Your assignment:
Among the records below, which lines contain the string "this"? Report them.
:: Dataset excerpts
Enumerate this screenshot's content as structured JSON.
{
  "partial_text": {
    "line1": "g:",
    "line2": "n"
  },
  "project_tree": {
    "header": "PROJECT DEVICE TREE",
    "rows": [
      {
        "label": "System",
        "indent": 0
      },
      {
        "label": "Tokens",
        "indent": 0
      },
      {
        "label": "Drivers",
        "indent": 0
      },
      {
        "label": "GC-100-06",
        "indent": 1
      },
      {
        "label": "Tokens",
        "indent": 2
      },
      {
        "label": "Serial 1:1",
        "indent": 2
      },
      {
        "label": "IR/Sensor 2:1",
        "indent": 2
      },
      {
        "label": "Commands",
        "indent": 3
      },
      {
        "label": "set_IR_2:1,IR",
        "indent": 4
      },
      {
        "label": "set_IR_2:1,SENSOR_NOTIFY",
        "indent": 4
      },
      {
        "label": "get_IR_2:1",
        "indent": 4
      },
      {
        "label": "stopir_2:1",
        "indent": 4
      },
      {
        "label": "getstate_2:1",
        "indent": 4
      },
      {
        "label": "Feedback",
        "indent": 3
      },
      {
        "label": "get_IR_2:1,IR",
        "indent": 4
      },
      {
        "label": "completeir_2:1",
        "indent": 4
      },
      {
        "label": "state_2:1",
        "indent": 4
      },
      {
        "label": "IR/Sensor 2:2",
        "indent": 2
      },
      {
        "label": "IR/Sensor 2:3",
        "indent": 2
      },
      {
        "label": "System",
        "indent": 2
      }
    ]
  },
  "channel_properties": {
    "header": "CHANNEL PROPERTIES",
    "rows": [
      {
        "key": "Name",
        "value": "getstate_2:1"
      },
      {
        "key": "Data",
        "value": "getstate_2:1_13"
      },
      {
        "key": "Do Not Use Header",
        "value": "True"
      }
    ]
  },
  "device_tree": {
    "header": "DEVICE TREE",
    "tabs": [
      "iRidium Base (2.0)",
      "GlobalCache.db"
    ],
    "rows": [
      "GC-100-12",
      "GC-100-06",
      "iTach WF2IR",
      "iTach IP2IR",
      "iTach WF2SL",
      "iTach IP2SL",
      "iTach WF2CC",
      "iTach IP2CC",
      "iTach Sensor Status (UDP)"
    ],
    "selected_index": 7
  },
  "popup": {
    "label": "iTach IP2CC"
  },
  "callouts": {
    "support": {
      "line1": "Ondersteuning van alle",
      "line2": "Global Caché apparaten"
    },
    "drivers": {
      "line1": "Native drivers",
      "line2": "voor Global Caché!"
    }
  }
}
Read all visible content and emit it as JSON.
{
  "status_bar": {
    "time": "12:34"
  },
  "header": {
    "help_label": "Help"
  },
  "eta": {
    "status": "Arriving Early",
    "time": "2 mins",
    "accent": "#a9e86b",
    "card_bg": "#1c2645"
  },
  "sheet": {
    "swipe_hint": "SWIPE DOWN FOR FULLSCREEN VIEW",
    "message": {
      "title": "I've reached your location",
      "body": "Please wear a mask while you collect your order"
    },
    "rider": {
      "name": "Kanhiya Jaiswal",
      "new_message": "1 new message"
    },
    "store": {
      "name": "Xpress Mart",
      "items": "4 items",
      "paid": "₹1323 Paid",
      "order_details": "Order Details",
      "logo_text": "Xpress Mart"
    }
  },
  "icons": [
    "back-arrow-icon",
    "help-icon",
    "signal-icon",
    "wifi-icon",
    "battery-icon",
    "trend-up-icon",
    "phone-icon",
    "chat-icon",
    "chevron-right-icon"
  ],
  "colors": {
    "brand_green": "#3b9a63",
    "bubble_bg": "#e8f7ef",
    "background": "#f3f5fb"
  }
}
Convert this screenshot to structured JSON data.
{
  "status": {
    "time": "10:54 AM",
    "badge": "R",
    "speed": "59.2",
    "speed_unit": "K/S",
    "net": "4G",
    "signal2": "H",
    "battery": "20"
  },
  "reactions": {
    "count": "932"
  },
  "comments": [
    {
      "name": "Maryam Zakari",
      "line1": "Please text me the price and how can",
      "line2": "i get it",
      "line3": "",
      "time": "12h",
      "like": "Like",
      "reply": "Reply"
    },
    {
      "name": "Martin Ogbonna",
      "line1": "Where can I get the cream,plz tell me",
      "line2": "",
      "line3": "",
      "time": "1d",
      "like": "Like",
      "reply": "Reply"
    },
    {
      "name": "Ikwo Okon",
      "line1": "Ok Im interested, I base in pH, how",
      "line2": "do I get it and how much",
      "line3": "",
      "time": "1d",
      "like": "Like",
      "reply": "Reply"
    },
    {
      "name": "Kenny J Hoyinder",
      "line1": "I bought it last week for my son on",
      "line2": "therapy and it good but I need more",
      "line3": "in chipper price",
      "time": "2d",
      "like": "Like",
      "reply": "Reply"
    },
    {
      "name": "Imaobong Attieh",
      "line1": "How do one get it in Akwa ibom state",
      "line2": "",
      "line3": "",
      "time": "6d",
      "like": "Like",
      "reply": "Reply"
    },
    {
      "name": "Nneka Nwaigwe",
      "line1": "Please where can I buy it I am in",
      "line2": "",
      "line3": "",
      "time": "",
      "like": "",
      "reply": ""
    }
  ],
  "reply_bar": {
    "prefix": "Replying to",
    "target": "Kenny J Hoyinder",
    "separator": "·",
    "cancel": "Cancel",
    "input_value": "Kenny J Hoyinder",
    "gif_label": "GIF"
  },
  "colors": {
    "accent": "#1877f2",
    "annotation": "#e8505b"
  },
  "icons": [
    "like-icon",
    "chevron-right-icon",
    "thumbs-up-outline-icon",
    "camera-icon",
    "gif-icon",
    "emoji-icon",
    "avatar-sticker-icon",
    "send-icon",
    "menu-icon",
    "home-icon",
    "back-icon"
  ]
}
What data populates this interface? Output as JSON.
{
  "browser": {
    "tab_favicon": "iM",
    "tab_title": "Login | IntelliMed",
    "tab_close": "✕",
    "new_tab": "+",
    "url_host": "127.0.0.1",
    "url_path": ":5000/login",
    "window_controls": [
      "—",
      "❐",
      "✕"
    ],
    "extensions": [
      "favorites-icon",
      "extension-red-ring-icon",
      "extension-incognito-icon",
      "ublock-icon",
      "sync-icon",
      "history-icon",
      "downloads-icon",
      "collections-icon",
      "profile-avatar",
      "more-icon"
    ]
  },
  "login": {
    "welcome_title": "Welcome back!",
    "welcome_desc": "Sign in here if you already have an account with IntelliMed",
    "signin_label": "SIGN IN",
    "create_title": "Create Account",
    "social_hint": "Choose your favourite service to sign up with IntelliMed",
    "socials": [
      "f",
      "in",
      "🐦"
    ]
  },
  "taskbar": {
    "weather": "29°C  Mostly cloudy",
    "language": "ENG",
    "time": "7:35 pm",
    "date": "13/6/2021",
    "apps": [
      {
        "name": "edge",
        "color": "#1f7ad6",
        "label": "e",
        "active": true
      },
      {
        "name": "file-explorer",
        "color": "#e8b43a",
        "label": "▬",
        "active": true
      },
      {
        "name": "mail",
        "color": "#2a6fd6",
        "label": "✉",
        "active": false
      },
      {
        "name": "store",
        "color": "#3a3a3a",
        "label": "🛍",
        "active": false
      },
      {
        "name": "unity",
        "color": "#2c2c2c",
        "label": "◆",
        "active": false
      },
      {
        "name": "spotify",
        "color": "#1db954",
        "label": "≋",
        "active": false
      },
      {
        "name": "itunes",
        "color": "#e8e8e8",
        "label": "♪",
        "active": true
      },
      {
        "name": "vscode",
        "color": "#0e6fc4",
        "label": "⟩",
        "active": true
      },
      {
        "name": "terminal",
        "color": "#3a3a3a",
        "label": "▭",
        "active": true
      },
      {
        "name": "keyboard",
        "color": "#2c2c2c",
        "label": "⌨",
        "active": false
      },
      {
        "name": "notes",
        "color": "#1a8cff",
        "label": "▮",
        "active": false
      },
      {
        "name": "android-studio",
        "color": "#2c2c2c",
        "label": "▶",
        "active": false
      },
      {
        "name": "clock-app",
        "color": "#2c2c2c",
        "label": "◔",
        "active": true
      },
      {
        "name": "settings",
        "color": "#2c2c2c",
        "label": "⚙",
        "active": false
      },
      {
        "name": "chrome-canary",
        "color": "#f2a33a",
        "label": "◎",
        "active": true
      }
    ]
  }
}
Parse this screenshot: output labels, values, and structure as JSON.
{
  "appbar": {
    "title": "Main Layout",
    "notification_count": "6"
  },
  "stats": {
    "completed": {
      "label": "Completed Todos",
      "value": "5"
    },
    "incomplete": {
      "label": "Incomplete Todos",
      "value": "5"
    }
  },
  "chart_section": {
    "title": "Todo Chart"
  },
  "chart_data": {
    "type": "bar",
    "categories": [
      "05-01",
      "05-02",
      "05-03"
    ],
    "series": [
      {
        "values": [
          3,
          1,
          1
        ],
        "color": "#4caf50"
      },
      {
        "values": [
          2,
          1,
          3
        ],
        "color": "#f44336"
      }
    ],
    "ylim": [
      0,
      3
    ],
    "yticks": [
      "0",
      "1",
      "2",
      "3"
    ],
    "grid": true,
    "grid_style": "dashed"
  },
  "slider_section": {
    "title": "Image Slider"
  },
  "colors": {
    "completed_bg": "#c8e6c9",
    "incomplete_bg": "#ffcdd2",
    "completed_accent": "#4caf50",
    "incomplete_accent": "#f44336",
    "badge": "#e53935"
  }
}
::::
Result:
Enumerate this screenshot's content as structured JSON.
Convert this screenshot to structured JSON data.
What data populates this interface? Output as JSON.
Parse this screenshot: output labels, values, and structure as JSON.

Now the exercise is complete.